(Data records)
>>>>

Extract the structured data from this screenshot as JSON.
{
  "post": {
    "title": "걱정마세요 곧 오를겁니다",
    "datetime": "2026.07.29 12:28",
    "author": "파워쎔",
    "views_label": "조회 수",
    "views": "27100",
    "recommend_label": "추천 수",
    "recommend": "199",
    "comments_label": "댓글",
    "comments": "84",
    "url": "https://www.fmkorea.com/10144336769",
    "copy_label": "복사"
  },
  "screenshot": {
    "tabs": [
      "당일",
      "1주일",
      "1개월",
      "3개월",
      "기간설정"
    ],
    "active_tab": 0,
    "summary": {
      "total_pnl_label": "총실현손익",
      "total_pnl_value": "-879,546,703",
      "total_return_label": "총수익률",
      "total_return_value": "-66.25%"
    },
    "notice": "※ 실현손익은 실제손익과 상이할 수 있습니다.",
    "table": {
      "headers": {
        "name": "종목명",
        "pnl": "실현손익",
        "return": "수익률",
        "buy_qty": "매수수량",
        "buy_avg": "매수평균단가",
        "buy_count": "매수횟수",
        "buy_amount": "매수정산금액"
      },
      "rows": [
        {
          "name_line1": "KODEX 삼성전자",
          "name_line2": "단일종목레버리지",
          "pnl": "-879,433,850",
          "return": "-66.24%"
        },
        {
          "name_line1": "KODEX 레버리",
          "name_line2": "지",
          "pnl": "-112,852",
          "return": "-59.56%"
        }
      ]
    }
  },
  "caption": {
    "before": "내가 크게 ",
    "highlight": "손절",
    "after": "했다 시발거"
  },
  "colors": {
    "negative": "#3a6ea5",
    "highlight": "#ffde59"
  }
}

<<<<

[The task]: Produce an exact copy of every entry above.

[Solution for this task]:
Extract the structured data from this screenshot as JSON.
{
  "post": {
    "title": "걱정마세요 곧 오를겁니다",
    "datetime": "2026.07.29 12:28",
    "author": "파워쎔",
    "views_label": "조회 수",
    "views": "27100",
    "recommend_label": "추천 수",
    "recommend": "199",
    "comments_label": "댓글",
    "comments": "84",
    "url": "https://www.fmkorea.com/10144336769",
    "copy_label": "복사"
  },
  "screenshot": {
    "tabs": [
      "당일",
      "1주일",
      "1개월",
      "3개월",
      "기간설정"
    ],
    "active_tab": 0,
    "summary": {
      "total_pnl_label": "총실현손익",
      "total_pnl_value": "-879,546,703",
      "total_return_label": "총수익률",
      "total_return_value": "-66.25%"
    },
    "notice": "※ 실현손익은 실제손익과 상이할 수 있습니다.",
    "table": {
      "headers": {
        "name": "종목명",
        "pnl": "실현손익",
        "return": "수익률",
        "buy_qty": "매수수량",
        "buy_avg": "매수평균단가",
        "buy_count": "매수횟수",
        "buy_amount": "매수정산금액"
      },
      "rows": [
        {
          "name_line1": "KODEX 삼성전자",
          "name_line2": "단일종목레버리지",
          "pnl": "-879,433,850",
          "return": "-66.24%"
        },
        {
          "name_line1": "KODEX 레버리",
          "name_line2": "지",
          "pnl": "-112,852",
          "return": "-59.56%"
        }
      ]
    }
  },
  "caption": {
    "before": "내가 크게 ",
    "highlight": "손절",
    "after": "했다 시발거"
  },
  "colors": {
    "negative": "#3a6ea5",
    "highlight": "#ffde59"
  }
}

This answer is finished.